Third Circuit Rules that Car Manufacturers’ Wholesale Price Increases Designed to Recover Warranty Costs to Dealers is Consistent with New Jersey Franchise Protection Act
The Third Circuit’s to-be-published opinion in Liberty Lincoln-Mercury, Inc. v. Ford Motor Company, confirms that the New Jersey Franchise Protection Act, N.J.S.A. § 56:10-1 to § 56:10-31, permits motor vehicle franchisors to use permissible cost-recovery systems to recoup the increased cost of reimbursing New Jersey motor vehicle dealers under the Act, but also clarifies that such a cost-recovery system must allow individual dealers to retain the ability to mitigate the increased costs imposed.
The Franchise Protection Act provides that every “motor vehicle franchisor shall reimburse each motor vehicle franchisee for such services as are rendered and for such parts as are supplied, in an amount equal to the prevailing retail price charged by such motor vehicle franchisee.” N.J.S.A. § 56:10-15(a). Because retail prices in New Jersey are generally higher than in other states, New Jersey dealers are often reimbursed for warranty products and services at higher rates than their counterparts in other states.
To counteract these increased costs, Ford Motor Company initially imposed a surcharge on New Jersey dealers which was determined by the actual amount of warranty claims submitted by the dealer; the more warranty claims by a dealer, the greater the surcharge.
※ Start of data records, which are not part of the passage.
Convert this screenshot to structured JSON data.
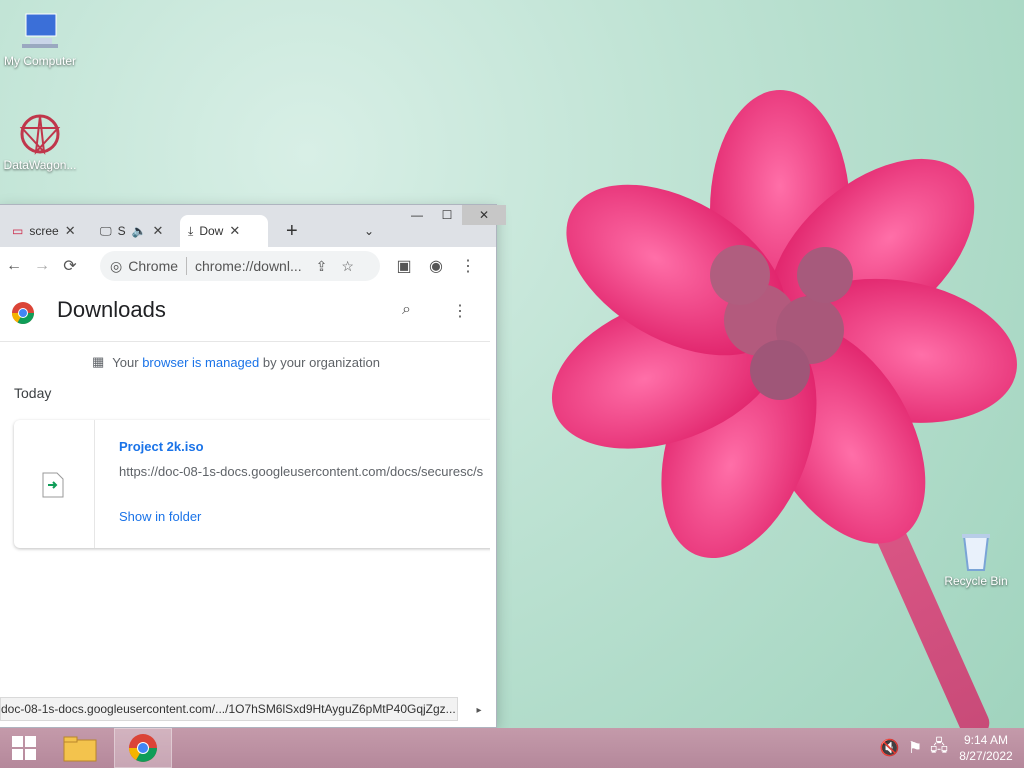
{
  "desktop": {
    "icons": [
      {
        "label": "My Computer"
      },
      {
        "label": "DataWagon..."
      },
      {
        "label": "Recycle Bin"
      }
    ]
  },
  "browser": {
    "tabs": [
      {
        "label": "scree",
        "icon": "screenshot-icon"
      },
      {
        "label": "S",
        "icon": "monitor-icon"
      },
      {
        "label": "Dow",
        "icon": "download-icon"
      }
    ],
    "new_tab": "+",
    "omnibox": {
      "scheme": "Chrome",
      "url": "chrome://downl..."
    },
    "status_url": "doc-08-1s-docs.googleusercontent.com/.../1O7hSM6lSxd9HtAyguZ6pMtP40GqjZgz..."
  },
  "downloads": {
    "title": "Downloads",
    "managed": {
      "prefix": "Your ",
      "link": "browser is managed",
      "suffix": " by your organization"
    },
    "section": "Today",
    "items": [
      {
        "filename": "Project 2k.iso",
        "url": "https://doc-08-1s-docs.googleusercontent.com/docs/securesc/s",
        "action": "Show in folder"
      }
    ]
  },
  "taskbar": {
    "time": "9:14 AM",
    "date": "8/27/2022"
  },
  "colors": {
    "accent": "#1a73e8",
    "taskbar": "#b88c9e"
  }
}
This program was found to violate the Act because it left dealers no choice, but to bear the full cost of retail-rate warranty reimbursements without an ability to mitigate the increased costs imposed. See Liberty Lincoln, Inc. v. Ford Motor Co. (Liberty II), 134 F.3d 557, 564 (3d Cir. 1998). Thereafter, Ford imposed a new cost-recovery program which applied “a flat surcharge for every wholesale vehicle sold in New Jersey, rather than a varied surcharge between Dealers.” The result is a proportionate increase based on “the number of vehicles the Dealer purchased, regardless of how many warranty repairs the dealer submitted to Ford.”
A group of New Jersey dealers claimed Ford’s new cost-recovery system violated the Franchise Protection Act. The Third Circuit held that Ford’s new cost-recovery system is a bona fide wholesale price increase, which “the text of the [Franchise Protection Act] clearly permits.” The court clarified that the Act “regulates warranty reimbursements but does not impose limitations on wholesale vehicle transactions”—an important distinction to ensure permissibility of a motor vehicle franchisor’s cost-recovery system. To otherwise “read a restriction against wholesale price increases into the statute would improperly establish a rule unsupported by  statute.” As such, because the new cost-recovery system requires a flat surcharge assessed on all wholesale vehicles sold in New Jersey, it allows dealers to choose to purchase from Ford—thereby mitigating the increased costs—and retain control over the volume, timing, and profitability of those vehicles.
Motor vehicle manufacturers/franchisors should be aware of the Third Circuit’s decision in Liberty Lincoln and other decisions which have reached similar conclusions. See Acadia Motors v. Ford Motor Co., 44 F.3d 1050 (1st Cir. 1995). To ensure that they do not run afoul of the requirements of the New Jersey Franchise Protection Act and similar statutes in other states, motor vehicle franchisors should structure their cost-recovery programs as wholesale price increases so that individual dealers have the ability to mitigate the increased costs imposed.